» Problem to work on:
Find every line below that contains the word "meta" and copy it out.

» Dataset extract:

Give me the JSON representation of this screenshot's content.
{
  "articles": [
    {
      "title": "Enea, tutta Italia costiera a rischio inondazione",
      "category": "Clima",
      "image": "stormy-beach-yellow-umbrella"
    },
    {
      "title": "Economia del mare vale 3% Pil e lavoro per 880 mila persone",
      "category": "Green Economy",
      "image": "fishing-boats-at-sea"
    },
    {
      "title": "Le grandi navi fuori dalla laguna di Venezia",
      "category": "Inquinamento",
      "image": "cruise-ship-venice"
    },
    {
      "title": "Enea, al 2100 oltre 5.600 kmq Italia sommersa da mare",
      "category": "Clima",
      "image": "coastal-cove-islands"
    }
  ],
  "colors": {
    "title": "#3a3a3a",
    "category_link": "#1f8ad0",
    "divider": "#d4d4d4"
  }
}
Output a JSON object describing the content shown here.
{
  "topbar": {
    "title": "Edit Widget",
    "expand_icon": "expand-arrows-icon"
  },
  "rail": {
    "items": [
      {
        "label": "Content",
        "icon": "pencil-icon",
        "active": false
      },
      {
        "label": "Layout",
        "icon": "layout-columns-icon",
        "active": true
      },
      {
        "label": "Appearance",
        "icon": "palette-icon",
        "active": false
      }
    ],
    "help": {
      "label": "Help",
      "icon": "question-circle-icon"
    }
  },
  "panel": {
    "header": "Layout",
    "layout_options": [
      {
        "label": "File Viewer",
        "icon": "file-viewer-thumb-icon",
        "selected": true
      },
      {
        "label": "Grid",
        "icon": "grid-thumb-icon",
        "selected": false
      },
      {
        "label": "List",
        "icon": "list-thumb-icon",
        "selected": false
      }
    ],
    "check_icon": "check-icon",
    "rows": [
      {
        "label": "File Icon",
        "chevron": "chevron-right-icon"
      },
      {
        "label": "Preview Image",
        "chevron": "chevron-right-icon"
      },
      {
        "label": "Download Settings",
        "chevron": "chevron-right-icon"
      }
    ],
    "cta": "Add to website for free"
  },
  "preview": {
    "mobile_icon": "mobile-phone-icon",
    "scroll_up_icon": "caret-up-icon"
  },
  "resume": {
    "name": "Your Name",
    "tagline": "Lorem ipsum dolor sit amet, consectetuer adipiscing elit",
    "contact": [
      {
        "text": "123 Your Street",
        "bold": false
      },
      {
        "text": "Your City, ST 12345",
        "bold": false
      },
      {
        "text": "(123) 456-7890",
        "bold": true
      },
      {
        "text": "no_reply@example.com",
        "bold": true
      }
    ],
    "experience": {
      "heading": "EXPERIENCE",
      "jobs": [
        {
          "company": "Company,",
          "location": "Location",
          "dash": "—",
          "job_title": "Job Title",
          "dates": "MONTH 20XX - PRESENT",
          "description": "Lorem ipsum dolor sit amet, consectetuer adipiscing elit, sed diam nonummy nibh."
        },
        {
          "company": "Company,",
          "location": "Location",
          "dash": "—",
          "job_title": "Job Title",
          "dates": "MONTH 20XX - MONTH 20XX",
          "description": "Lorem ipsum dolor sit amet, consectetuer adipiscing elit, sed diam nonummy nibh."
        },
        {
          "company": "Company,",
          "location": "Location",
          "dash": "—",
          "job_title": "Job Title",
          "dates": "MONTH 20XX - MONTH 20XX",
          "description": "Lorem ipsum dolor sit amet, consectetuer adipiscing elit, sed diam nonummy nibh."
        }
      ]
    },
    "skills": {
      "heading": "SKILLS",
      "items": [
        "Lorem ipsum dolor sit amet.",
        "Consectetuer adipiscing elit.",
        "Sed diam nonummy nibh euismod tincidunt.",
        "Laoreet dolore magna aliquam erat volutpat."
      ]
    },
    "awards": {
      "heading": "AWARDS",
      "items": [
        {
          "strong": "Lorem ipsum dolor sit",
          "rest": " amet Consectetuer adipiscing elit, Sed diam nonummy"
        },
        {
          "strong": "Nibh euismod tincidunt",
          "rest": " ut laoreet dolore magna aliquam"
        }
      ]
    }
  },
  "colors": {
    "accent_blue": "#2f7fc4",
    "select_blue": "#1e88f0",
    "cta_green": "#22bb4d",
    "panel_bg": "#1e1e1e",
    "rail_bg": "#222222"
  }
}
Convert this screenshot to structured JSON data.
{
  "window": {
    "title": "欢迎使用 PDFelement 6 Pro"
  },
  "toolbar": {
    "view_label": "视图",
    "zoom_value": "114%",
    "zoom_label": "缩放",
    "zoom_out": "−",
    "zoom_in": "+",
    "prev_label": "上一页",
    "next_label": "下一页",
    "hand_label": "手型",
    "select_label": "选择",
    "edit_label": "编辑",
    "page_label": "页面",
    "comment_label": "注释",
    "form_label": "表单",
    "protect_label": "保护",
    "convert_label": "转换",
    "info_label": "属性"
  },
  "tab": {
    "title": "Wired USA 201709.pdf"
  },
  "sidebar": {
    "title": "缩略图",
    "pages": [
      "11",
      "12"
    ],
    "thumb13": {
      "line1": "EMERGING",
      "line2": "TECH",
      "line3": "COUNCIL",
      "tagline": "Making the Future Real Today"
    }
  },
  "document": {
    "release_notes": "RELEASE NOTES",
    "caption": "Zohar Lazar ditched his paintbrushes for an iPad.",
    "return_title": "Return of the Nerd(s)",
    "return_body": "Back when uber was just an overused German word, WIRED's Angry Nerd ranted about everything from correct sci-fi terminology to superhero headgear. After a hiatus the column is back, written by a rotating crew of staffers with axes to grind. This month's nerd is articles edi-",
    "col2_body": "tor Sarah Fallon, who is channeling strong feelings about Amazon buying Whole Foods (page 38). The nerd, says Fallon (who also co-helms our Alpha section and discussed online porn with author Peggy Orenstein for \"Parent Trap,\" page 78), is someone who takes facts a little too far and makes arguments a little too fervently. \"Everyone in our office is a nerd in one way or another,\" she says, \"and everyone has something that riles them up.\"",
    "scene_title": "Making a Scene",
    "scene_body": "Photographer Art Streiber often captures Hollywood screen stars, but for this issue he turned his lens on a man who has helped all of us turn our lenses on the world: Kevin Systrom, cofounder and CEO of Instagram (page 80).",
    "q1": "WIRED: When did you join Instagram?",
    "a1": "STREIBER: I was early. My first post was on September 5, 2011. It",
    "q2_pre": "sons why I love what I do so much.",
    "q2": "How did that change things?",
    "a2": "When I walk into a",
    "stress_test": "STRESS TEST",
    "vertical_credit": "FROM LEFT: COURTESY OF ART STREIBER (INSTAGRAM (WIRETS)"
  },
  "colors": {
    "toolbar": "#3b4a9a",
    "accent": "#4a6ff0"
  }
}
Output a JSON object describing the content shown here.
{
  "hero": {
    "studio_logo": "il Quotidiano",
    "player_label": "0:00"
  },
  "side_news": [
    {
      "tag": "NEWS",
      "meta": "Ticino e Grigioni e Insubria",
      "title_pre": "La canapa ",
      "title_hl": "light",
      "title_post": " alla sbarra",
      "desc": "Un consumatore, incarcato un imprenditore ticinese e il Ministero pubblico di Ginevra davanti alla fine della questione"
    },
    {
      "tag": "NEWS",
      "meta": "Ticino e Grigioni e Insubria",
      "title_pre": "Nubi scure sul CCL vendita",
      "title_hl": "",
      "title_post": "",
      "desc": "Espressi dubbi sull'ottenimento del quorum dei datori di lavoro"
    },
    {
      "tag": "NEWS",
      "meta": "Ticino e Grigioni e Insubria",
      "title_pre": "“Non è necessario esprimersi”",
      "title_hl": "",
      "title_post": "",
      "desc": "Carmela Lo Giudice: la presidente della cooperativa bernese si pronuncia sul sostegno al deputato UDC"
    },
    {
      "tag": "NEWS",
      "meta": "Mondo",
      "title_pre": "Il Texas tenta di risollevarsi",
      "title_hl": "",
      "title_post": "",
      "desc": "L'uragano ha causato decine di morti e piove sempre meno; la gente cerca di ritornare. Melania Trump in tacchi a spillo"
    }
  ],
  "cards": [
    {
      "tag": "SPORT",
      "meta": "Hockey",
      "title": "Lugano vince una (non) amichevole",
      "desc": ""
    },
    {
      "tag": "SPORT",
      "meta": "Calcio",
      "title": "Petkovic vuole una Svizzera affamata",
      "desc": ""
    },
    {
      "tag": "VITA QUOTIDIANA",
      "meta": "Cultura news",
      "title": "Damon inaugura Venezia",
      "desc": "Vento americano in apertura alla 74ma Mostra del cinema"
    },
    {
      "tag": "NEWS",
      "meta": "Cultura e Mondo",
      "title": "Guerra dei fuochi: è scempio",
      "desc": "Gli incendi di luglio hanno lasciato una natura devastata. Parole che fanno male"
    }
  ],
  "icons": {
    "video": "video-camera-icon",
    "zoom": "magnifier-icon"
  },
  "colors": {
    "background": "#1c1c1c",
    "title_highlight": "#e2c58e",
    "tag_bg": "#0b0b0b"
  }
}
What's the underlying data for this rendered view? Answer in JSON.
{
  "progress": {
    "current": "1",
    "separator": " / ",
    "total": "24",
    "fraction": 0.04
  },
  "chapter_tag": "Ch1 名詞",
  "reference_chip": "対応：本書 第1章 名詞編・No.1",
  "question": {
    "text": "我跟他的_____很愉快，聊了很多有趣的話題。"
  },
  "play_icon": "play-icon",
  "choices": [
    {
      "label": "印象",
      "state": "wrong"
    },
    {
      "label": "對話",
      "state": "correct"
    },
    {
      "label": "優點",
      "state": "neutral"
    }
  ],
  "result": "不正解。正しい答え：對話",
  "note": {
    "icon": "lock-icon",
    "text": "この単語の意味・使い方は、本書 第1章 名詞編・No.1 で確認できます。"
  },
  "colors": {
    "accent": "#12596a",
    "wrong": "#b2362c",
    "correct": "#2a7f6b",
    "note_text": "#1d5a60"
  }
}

» Response area:
      "meta": "Ticino e Grigioni e Insubria",
      "meta": "Ticino e Grigioni e Insubria",
      "meta": "Ticino e Grigioni e Insubria",
      "meta": "Mondo",
      "meta": "Hockey",
      "meta": "Calcio",
      "meta": "Cultura news",
      "meta": "Cultura e Mondo",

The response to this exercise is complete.